In response to numerous inquiries, we provide you some Frequently Asked Questions and Talking Points for the first public meeting on the proposed SoHo/NoHo rezoning this Wednesday, February 6.
The city has embarked on an initiative that likely will result in changes to SoHo/NoHo’s current zoning – and it wants your input.  Our neighborhoods’ future depends on you.  
FAQs: How is SoHo/NoHo currently zoned? SoHo/NoHo is zoned for light manufacturing, a general term including joint live/work quarters for artists, offices, hardware stores, design and furniture showrooms, hotels, professional photographic services, bicycle repair shops, sporting goods stores, fabricators, to list a few.
What areas are covered by the zoning? For this initiative, SoHo refers to the area between Houston and Canal Streets, stretching from West Broadway to Lafayette/Centre Streets.   NoHo refers to the area from Houston Street to Astor Place, from Broadway to the Bowery.
SoHo/NoHo’s zoning map is further divided into two districts, 5A and 5B.   5A is basically the area from Houston to Broome and from West Broadway to Mercer Street.   5B occupies the remainder of the SoHo/NoHo district.  See the map below for details.
What’s the difference between 5A and 5B? In 5A, retail use is permitted “as-of-right”, that is, without the need for a Special Permit or Variance.  (This goes back to the 1970s, when there was already a retail presence in that part of SoHo.  So the city “grandfathered” these retailers.)  In 5B, retail use is not permitted as-of-right.
Why is there so much retail currently in 5B, if that use is not permitted? A few spaces were grandfathered prior to the zoning.  Others received Special Permits or Variances.  However, many are operating there in violation of the zoning.
How can I learn more about zoning, planning and land use? Visit the Department of City Planning’s website

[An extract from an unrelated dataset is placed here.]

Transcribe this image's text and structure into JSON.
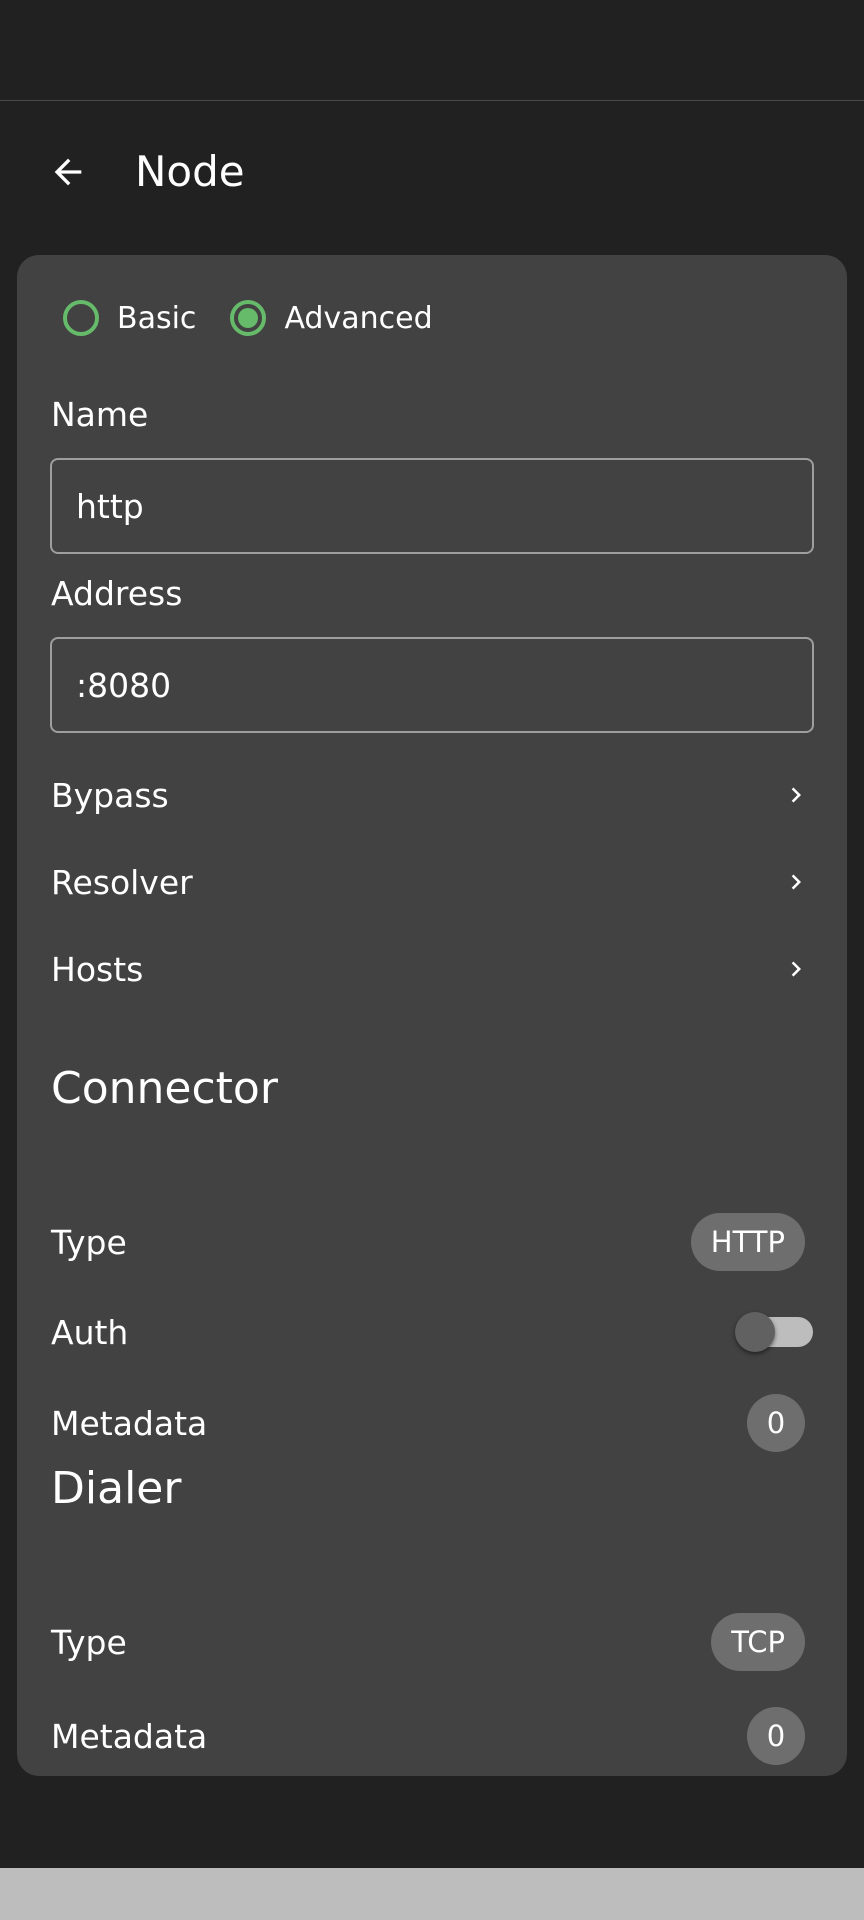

TALKING POINTS:– Do you want expansion of retail uses in the 5B district?  
– Do you want enforcement of the current regulations?
– If retail use is permitted In 5B, what size retail should be allowed?   In the 5A district, the maximum is 3,600 sq.ft. currently.In the 5B district, the maximum is 10,000 sq.ft. currently.– Do you want these limits enlarged, reduced, or to remain the same?

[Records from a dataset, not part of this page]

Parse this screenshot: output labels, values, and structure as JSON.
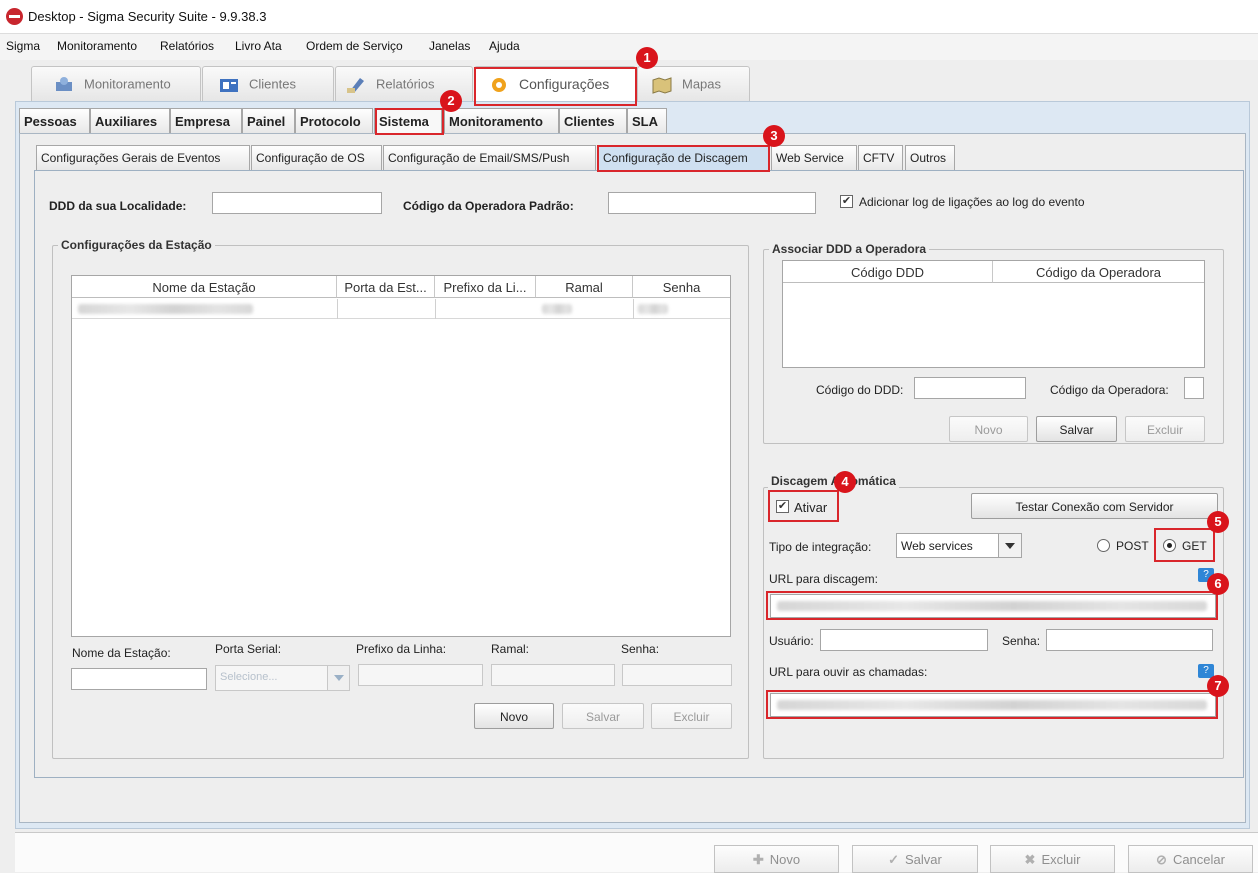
{
  "window": {
    "title": "Desktop - Sigma Security Suite - 9.9.38.3"
  },
  "menu": [
    "Sigma",
    "Monitoramento",
    "Relatórios",
    "Livro Ata",
    "Ordem de Serviço",
    "Janelas",
    "Ajuda"
  ],
  "main_tabs": [
    {
      "label": "Monitoramento",
      "icon": "monitoring-icon"
    },
    {
      "label": "Clientes",
      "icon": "clients-icon"
    },
    {
      "label": "Relatórios",
      "icon": "reports-icon"
    },
    {
      "label": "Configurações",
      "icon": "settings-gear-icon"
    },
    {
      "label": "Mapas",
      "icon": "maps-icon"
    }
  ],
  "sub_tabs": [
    "Pessoas",
    "Auxiliares",
    "Empresa",
    "Painel",
    "Protocolo",
    "Sistema",
    "Monitoramento",
    "Clientes",
    "SLA"
  ],
  "inner_tabs": [
    "Configurações Gerais de Eventos",
    "Configuração de OS",
    "Configuração de  Email/SMS/Push",
    "Configuração de Discagem",
    "Web Service",
    "CFTV",
    "Outros"
  ],
  "top_fields": {
    "ddd_label": "DDD da sua Localidade:",
    "ddd_value": "",
    "operadora_label": "Código da Operadora Padrão:",
    "operadora_value": "",
    "log_checkbox_label": "Adicionar log de ligações ao log do evento",
    "log_checked": true
  },
  "estacao": {
    "group_title": "Configurações da Estação",
    "columns": [
      "Nome da Estação",
      "Porta da Est...",
      "Prefixo da Li...",
      "Ramal",
      "Senha"
    ],
    "form": {
      "nome_label": "Nome da Estação:",
      "porta_label": "Porta Serial:",
      "porta_placeholder": "Selecione...",
      "prefixo_label": "Prefixo da Linha:",
      "ramal_label": "Ramal:",
      "senha_label": "Senha:"
    },
    "buttons": {
      "novo": "Novo",
      "salvar": "Salvar",
      "excluir": "Excluir"
    }
  },
  "ddd_operadora": {
    "group_title": "Associar DDD a Operadora",
    "columns": [
      "Código DDD",
      "Código da Operadora"
    ],
    "ddd_label": "Código do DDD:",
    "operadora_label": "Código da Operadora:",
    "buttons": {
      "novo": "Novo",
      "salvar": "Salvar",
      "excluir": "Excluir"
    }
  },
  "discagem": {
    "group_title": "Discagem Automática",
    "ativar_label": "Ativar",
    "ativar_checked": true,
    "testar_button": "Testar Conexão com Servidor",
    "tipo_label": "Tipo de integração:",
    "tipo_value": "Web services",
    "post_label": "POST",
    "get_label": "GET",
    "method_selected": "GET",
    "url_discagem_label": "URL para discagem:",
    "usuario_label": "Usuário:",
    "senha_label": "Senha:",
    "url_ouvir_label": "URL para ouvir as chamadas:"
  },
  "markers": [
    "1",
    "2",
    "3",
    "4",
    "5",
    "6",
    "7"
  ],
  "bottom_buttons": [
    {
      "label": "Novo",
      "icon": "plus-icon"
    },
    {
      "label": "Salvar",
      "icon": "checkmark-icon"
    },
    {
      "label": "Excluir",
      "icon": "x-icon"
    },
    {
      "label": "Cancelar",
      "icon": "cancel-icon"
    }
  ],
  "colors": {
    "highlight": "#d9262b",
    "panel_blue": "#dde8f3",
    "selected_tab": "#cfe0f1"
  }
}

Many Broadway residents are kept awake at night by deliveries to the megastores? – How can the city amend the zoning to mitigate this problem?
Residents complain of certain retail stores with jumbo LED display signs projecting into their homes all night. – Should there be restrictions on bright display signs after closing time?
Currently, eating and drinking establishments are limited to 5,000 sq.ft. (e.g., Balthazar is 4,900 sq.ft)Some property owners who are seeking to expand retail are also calling for more bars and restaurants in order to make SoHo/NoHo more “vibrant” after work hours.– Would you like to see limits on this type of use, which often proves problematic to adjacent residential neighbors? – Should the 5,000 sq.ft. limit for eating and drinking establishments be reduced, increased, or remain the same?
Some commercial property owners are renting to private clubs or work spaces on the upper floors of buildings, where alcohol is served well into the night, causing problems for their neighbors – Do you wish to see restrictions on such party operations on the upper floors?
Artists and residents: In buildings built prior to 2005, strictly speaking, every household should have at least one artist certified by the Department of Cultural Affairs or else have a resident grandfathered there before 1987.
Many people complain that the artist certification process is arbitrary and capricious. 
Others say the idea of an artists colony here is anachronistic. Most SoHo/NoHo residents are not certified artists.  Yet not a single person has ever been forced out due to lack of artists certification.
On the other hand, this zoning provision has prevented the unfair eviction of several working artists and their families. Read one dramatic story from The Villager here.  

So how do we preserve the tenancy of working artists in SoHo/NoHo, particularly the elderly, yet make SoHo/NoHo open to others?  The arts were the foundation of SoHo/NoHo and the reason many non-artists moved here.  It is a complicated issue and no solution has yet been found to this thorny question.– What do you think should be done to resolve this dilemma?
Do not forget the Law of Unintended Consequences.– What impact will rezoning have on real-estate taxes and other financial ramifications for both co-op and condo owners as well as loft tenants?
These are some of the questions and ideas you should consider.
WHERE: PS 130, 143 Baxter Street between Grand and Hester Streets, a block south of the Police Building west of Centre StreetWHEN: Wednesday, February 6, 6:15 – 8:00 p.m.


Sean SweeneyDirector

SoHo AlliancePO Box 429New York, NY 10012212-353-8466info@sohoalliance.orgsohoalliance.org